→ Task statement
For the entries below, state how many lines contain the string "Microsoft". Add nothing else.

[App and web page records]
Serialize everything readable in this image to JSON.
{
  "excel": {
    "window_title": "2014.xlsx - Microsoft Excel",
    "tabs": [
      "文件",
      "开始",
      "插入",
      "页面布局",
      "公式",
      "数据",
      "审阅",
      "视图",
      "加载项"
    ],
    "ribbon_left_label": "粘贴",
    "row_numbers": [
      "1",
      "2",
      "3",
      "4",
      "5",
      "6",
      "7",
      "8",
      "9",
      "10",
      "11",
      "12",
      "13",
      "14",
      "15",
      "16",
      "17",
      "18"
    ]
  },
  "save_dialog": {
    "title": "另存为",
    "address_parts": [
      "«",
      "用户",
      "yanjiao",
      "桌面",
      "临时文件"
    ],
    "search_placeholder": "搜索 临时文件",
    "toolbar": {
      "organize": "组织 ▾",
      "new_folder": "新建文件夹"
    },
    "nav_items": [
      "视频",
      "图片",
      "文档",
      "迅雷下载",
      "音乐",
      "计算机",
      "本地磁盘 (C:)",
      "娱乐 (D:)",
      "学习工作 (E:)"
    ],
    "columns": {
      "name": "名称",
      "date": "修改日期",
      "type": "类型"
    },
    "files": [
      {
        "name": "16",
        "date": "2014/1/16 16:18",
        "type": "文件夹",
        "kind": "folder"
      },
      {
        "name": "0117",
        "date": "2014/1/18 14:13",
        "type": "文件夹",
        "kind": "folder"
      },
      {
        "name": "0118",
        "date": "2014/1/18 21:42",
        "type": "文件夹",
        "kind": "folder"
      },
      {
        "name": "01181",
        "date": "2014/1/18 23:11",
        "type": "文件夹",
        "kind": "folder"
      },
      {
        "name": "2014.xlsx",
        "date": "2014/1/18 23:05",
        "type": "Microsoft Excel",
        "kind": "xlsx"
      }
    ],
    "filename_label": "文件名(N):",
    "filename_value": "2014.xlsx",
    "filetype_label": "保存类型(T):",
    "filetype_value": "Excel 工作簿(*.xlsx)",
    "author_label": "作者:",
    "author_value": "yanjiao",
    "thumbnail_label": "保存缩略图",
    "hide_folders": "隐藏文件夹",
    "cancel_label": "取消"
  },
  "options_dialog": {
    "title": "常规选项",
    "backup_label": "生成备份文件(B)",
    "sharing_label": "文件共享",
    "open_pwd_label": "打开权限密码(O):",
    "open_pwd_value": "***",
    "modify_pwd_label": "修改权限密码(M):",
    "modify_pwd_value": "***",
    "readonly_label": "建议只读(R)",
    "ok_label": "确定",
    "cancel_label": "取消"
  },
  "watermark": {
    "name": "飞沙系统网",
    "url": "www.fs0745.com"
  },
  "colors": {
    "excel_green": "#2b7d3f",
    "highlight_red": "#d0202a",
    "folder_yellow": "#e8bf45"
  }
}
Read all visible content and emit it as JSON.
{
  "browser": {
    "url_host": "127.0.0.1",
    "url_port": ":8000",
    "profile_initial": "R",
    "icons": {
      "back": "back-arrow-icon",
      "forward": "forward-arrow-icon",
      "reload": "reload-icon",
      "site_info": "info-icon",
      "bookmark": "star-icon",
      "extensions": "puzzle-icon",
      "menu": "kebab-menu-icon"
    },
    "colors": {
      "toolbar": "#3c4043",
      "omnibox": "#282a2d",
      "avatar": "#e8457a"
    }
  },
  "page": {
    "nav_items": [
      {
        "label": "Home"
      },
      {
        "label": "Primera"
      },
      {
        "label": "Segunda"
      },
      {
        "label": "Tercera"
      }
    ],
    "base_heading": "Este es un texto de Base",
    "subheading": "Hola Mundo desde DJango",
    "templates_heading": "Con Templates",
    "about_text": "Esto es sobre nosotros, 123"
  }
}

→ Task output
2